* About this exercise
Find every line in the records below that holds the word "arrow" and copy it.

* Data shown

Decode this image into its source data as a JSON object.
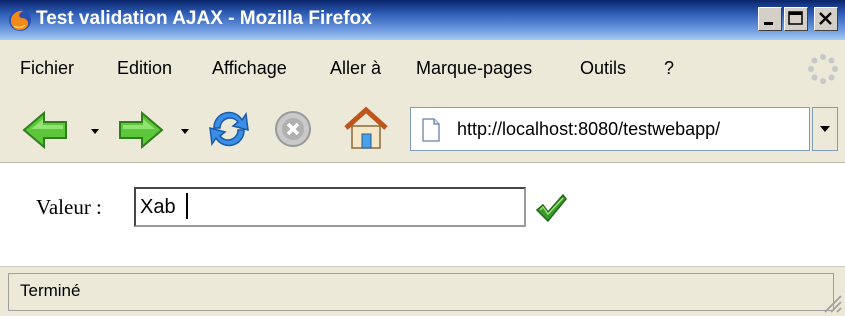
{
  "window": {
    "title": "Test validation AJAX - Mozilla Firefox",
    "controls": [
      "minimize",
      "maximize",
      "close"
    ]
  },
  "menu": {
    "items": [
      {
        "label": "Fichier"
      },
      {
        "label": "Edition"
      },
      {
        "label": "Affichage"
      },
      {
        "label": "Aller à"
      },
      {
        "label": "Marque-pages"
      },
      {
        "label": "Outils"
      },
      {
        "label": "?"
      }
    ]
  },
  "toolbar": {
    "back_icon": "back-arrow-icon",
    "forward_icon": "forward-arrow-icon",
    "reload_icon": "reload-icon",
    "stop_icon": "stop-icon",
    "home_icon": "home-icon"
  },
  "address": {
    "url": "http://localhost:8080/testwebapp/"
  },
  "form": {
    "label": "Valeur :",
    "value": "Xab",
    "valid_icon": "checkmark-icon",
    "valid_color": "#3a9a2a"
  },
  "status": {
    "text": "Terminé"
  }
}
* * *
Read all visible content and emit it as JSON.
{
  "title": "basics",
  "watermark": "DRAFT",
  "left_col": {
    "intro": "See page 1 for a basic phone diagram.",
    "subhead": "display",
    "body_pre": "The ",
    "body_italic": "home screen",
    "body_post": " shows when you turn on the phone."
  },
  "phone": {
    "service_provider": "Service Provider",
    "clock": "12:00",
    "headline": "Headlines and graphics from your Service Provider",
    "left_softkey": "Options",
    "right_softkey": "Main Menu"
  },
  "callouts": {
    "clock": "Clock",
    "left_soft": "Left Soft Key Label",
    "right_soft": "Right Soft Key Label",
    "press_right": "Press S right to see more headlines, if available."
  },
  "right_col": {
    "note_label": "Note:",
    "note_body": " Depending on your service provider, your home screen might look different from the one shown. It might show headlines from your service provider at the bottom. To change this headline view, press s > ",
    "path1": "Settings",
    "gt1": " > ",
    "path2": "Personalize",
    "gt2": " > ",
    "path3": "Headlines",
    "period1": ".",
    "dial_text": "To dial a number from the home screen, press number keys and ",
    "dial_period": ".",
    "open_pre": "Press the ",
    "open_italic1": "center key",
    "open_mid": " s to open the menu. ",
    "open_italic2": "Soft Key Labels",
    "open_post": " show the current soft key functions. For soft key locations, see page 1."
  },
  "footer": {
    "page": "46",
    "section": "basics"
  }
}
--
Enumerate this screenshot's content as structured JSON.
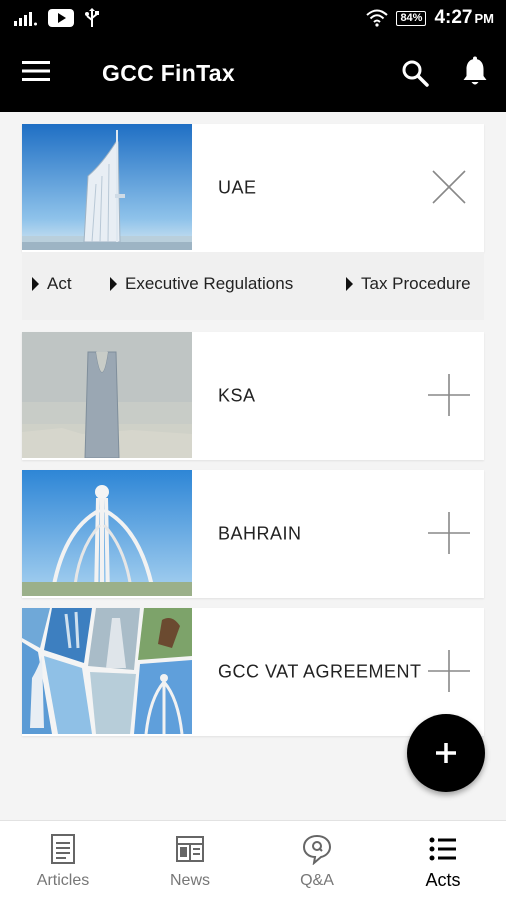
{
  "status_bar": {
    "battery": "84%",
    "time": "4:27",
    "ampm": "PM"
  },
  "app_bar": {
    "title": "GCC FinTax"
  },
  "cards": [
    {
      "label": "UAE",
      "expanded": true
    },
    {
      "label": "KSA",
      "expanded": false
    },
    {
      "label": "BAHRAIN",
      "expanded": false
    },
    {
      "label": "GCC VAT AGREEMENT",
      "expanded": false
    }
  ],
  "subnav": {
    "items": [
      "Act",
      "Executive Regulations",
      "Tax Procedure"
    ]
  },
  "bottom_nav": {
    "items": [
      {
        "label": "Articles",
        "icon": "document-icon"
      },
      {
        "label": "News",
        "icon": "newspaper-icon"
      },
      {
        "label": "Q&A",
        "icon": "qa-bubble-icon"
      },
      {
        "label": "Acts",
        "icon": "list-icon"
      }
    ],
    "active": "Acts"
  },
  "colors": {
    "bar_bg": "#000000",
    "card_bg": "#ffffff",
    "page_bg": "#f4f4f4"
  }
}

* Output for this exercise
    "back_icon": "back-arrow-icon",
    "forward_icon": "forward-arrow-icon",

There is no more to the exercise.